Task. Which lines below include "JSON"? Copy them all.

Recorded information.
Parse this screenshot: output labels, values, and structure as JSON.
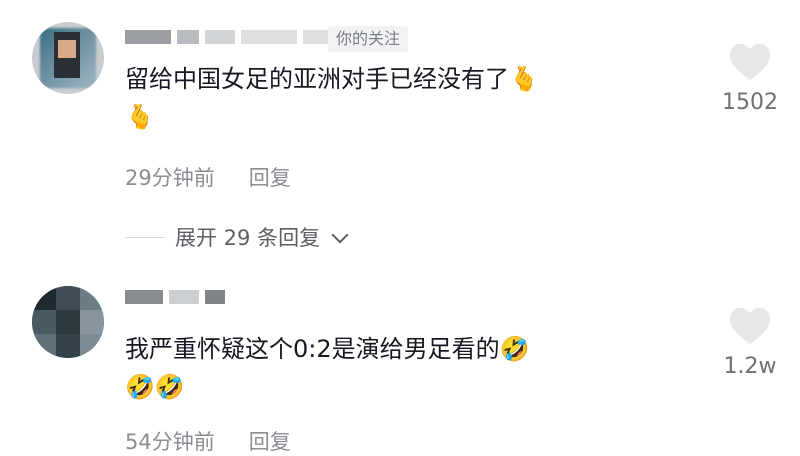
{
  "comments": [
    {
      "follow_tag": "你的关注",
      "text_line1": "留给中国女足的亚洲对手已经没有了",
      "emoji_line1": "🫰",
      "emoji_line2": "🫰",
      "time": "29分钟前",
      "reply": "回复",
      "expand_label": "展开 29 条回复",
      "likes": "1502"
    },
    {
      "text_line1": "我严重怀疑这个0:2是演给男足看的",
      "emoji_line1": "🤣",
      "emoji_line2": "🤣🤣",
      "time": "54分钟前",
      "reply": "回复",
      "likes": "1.2w"
    }
  ],
  "colors": {
    "text": "#161823",
    "meta": "#8a8d93",
    "heart": "#e8e9eb",
    "follow_bg": "#f1f2f4"
  }
}
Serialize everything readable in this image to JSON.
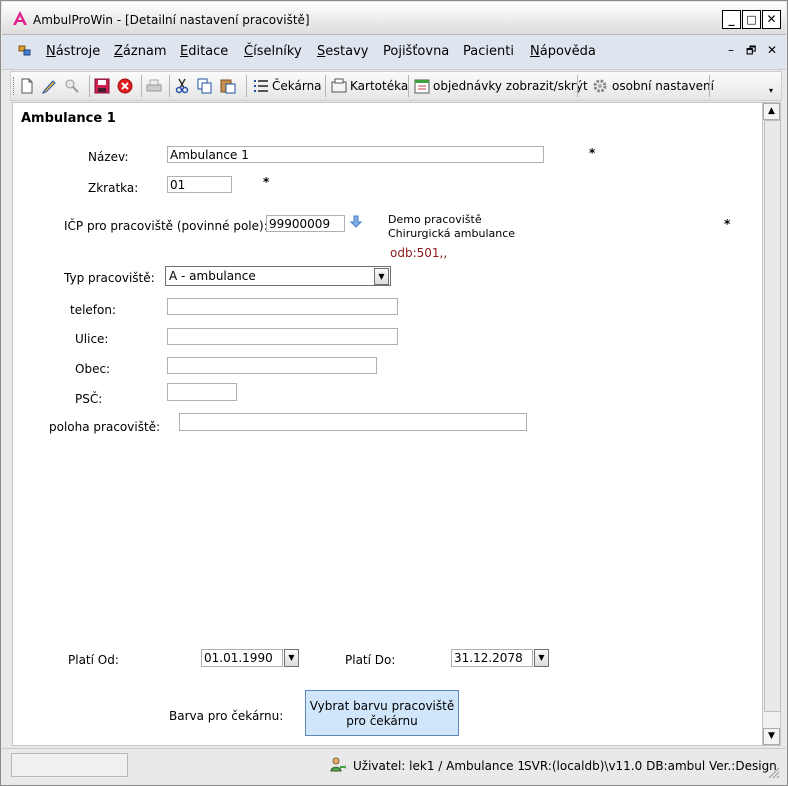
{
  "window": {
    "title": "AmbulProWin  - [Detailní nastavení pracoviště]",
    "controls": {
      "minimize": "_",
      "maximize": "□",
      "close": "✕"
    }
  },
  "menu": {
    "items": [
      {
        "first": "N",
        "rest": "ástroje"
      },
      {
        "first": "Z",
        "rest": "áznam"
      },
      {
        "first": "E",
        "rest": "ditace"
      },
      {
        "first": "Č",
        "rest": "íselníky"
      },
      {
        "first": "S",
        "rest": "estavy"
      },
      {
        "first": "",
        "rest": "Pojišťovna"
      },
      {
        "first": "",
        "rest": "Pacienti"
      },
      {
        "first": "N",
        "rest": "ápověda"
      }
    ],
    "mdi_minimize": "–",
    "mdi_restore": "🗗",
    "mdi_close": "✕"
  },
  "toolbar": {
    "cekarna": "Čekárna",
    "kartoteka": "Kartotéka",
    "objednavky": "objednávky zobrazit/skrýt",
    "nastaveni": "osobní nastavení"
  },
  "form": {
    "heading": "Ambulance 1",
    "nazev_label": "Název:",
    "nazev_value": "Ambulance 1",
    "zkratka_label": "Zkratka:",
    "zkratka_value": "01",
    "icp_label": "IČP pro pracoviště (povinné pole):",
    "icp_value": "99900009",
    "icp_info_line1": "Demo pracoviště",
    "icp_info_line2": "Chirurgická ambulance",
    "icp_odb": "odb:501,,",
    "required_mark": "*",
    "typ_label": "Typ pracoviště:",
    "typ_value": "A - ambulance",
    "telefon_label": "telefon:",
    "telefon_value": "",
    "ulice_label": "Ulice:",
    "ulice_value": "",
    "obec_label": "Obec:",
    "obec_value": "",
    "psc_label": "PSČ:",
    "psc_value": "",
    "poloha_label": "poloha pracoviště:",
    "poloha_value": "",
    "plati_od_label": "Platí Od:",
    "plati_od_value": "01.01.1990",
    "plati_do_label": "Platí Do:",
    "plati_do_value": "31.12.2078",
    "barva_label": "Barva pro čekárnu:",
    "barva_button": "Vybrat barvu pracoviště pro čekárnu"
  },
  "status": {
    "user": "Uživatel: lek1 / Ambulance 1",
    "server": "SVR:(localdb)\\v11.0 DB:ambul Ver.:Design"
  },
  "colors": {
    "menubar": "#dfe5ef",
    "button_fill": "#d0e6fb",
    "odb_text": "#8b1a1a",
    "logo": "#e0208a"
  }
}
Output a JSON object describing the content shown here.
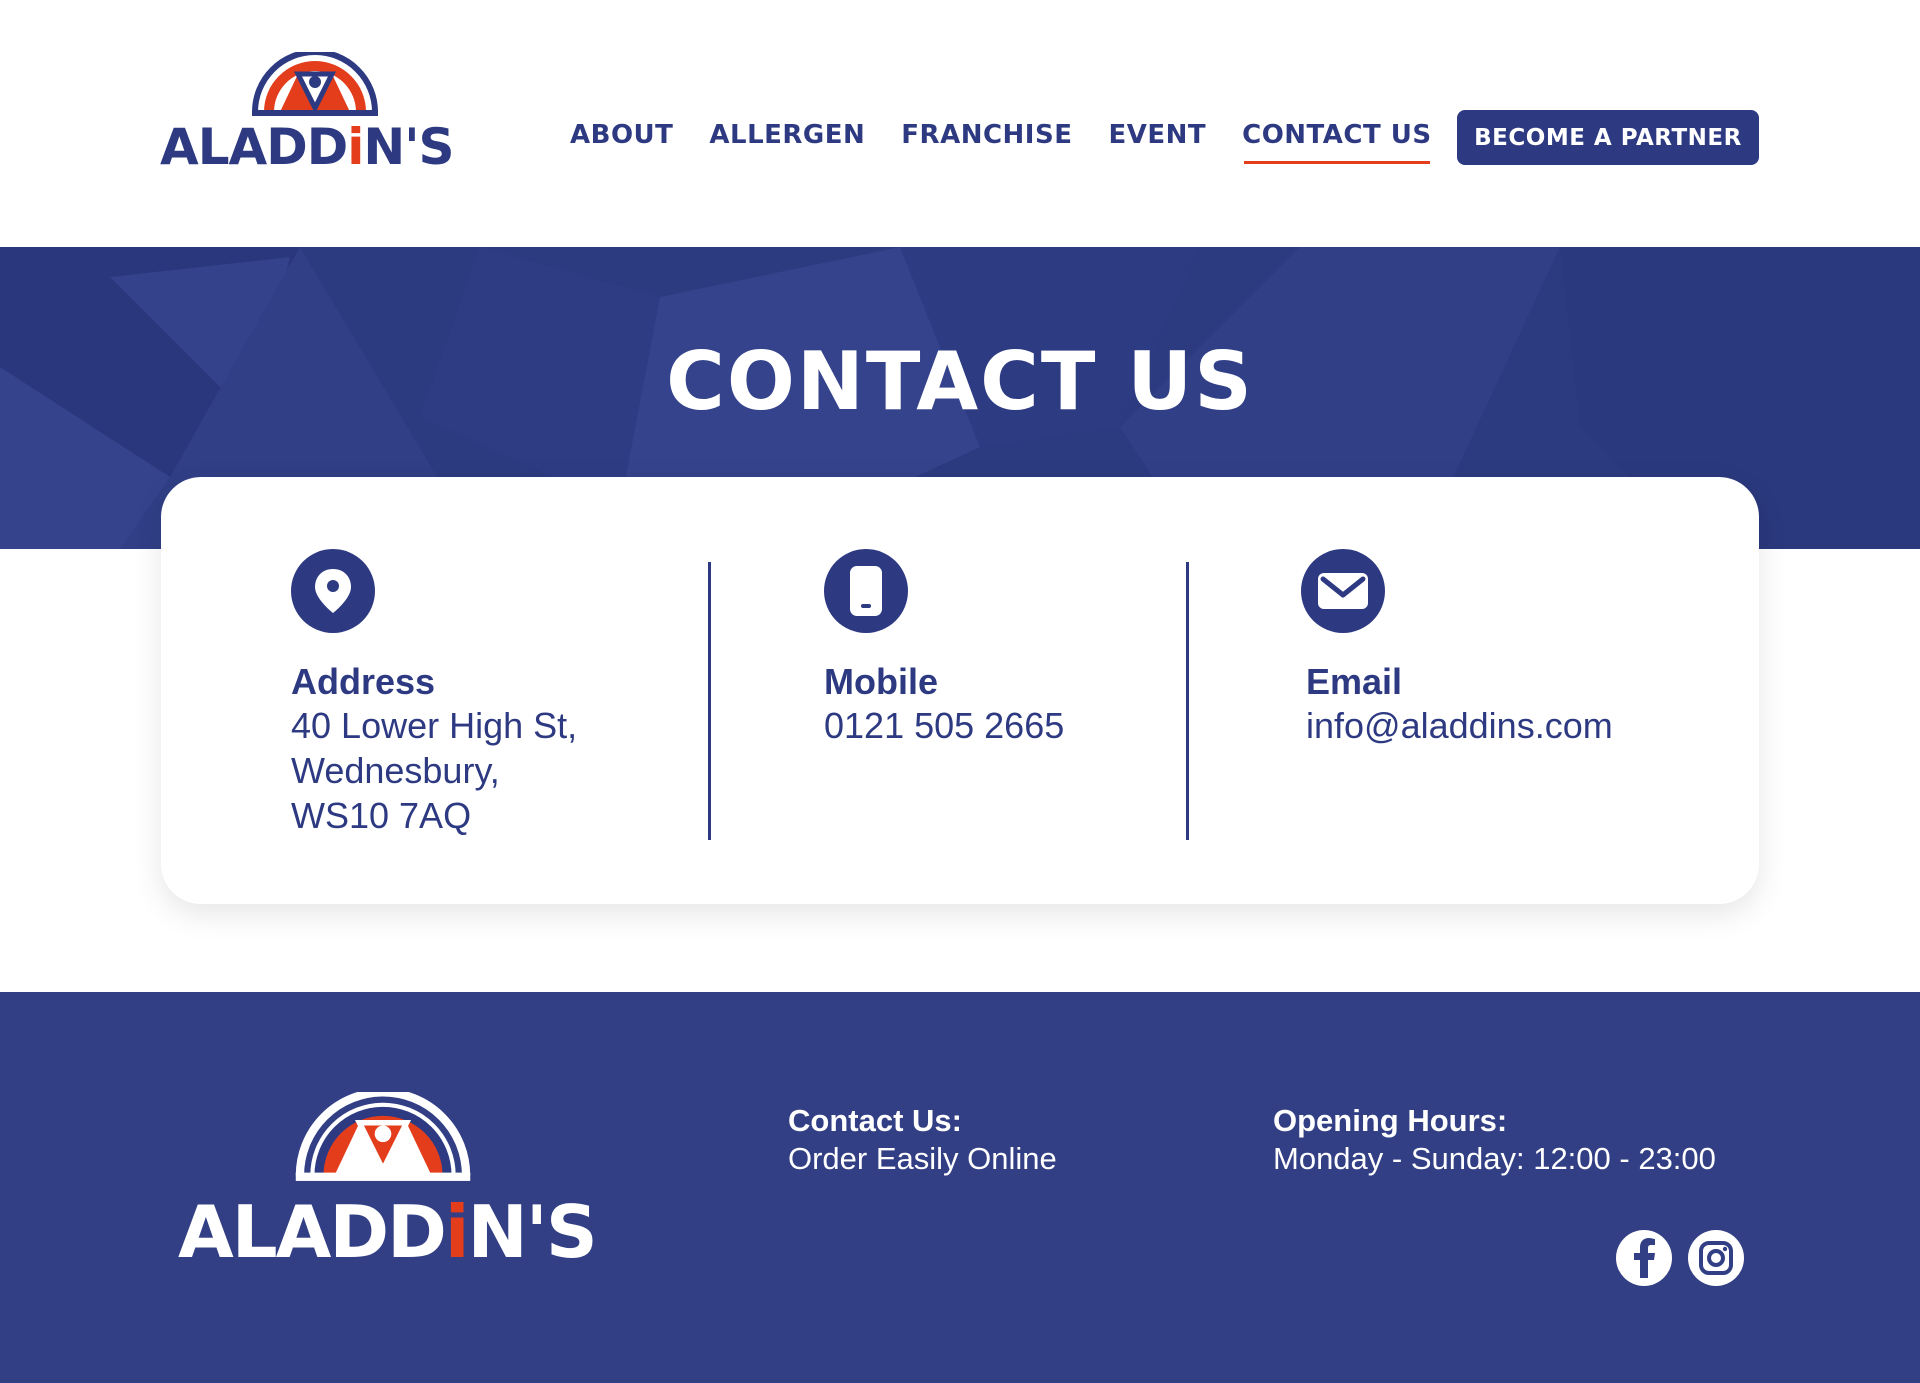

Written solution.
Parse this screenshot: output labels, values, and structure as JSON.
Serialize everything readable in this image to JSON.
Output a JSON object describing the content shown here.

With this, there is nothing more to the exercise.